→ **To do**
Write out the data again in full, keeping every character the same.

→ **Material to process**
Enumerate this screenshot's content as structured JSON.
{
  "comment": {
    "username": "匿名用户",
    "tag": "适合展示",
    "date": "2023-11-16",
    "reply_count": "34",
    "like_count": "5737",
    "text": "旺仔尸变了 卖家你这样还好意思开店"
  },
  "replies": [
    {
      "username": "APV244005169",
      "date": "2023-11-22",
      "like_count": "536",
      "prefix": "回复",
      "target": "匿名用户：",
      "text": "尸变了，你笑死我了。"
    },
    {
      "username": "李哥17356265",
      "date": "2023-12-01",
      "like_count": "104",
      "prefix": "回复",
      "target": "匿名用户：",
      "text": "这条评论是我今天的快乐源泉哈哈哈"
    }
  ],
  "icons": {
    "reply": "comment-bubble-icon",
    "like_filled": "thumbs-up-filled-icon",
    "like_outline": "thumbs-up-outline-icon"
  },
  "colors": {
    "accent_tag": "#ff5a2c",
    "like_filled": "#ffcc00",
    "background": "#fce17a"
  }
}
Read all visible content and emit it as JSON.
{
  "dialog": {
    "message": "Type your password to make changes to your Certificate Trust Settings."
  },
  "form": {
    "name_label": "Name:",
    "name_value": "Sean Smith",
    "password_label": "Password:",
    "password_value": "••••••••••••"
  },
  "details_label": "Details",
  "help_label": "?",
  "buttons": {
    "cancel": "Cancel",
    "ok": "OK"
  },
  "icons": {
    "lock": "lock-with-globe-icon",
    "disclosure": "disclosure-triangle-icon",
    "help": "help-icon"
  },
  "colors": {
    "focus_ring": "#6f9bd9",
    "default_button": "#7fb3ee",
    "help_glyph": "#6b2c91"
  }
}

→ **Written answer**
Enumerate this screenshot's content as structured JSON.
{
  "comment": {
    "username": "匿名用户",
    "tag": "适合展示",
    "date": "2023-11-16",
    "reply_count": "34",
    "like_count": "5737",
    "text": "旺仔尸变了 卖家你这样还好意思开店"
  },
  "replies": [
    {
      "username": "APV244005169",
      "date": "2023-11-22",
      "like_count": "536",
      "prefix": "回复",
      "target": "匿名用户：",
      "text": "尸变了，你笑死我了。"
    },
    {
      "username": "李哥17356265",
      "date": "2023-12-01",
      "like_count": "104",
      "prefix": "回复",
      "target": "匿名用户：",
      "text": "这条评论是我今天的快乐源泉哈哈哈"
    }
  ],
  "icons": {
    "reply": "comment-bubble-icon",
    "like_filled": "thumbs-up-filled-icon",
    "like_outline": "thumbs-up-outline-icon"
  },
  "colors": {
    "accent_tag": "#ff5a2c",
    "like_filled": "#ffcc00",
    "background": "#fce17a"
  }
}
Read all visible content and emit it as JSON.
{
  "dialog": {
    "message": "Type your password to make changes to your Certificate Trust Settings."
  },
  "form": {
    "name_label": "Name:",
    "name_value": "Sean Smith",
    "password_label": "Password:",
    "password_value": "••••••••••••"
  },
  "details_label": "Details",
  "help_label": "?",
  "buttons": {
    "cancel": "Cancel",
    "ok": "OK"
  },
  "icons": {
    "lock": "lock-with-globe-icon",
    "disclosure": "disclosure-triangle-icon",
    "help": "help-icon"
  },
  "colors": {
    "focus_ring": "#6f9bd9",
    "default_button": "#7fb3ee",
    "help_glyph": "#6b2c91"
  }
}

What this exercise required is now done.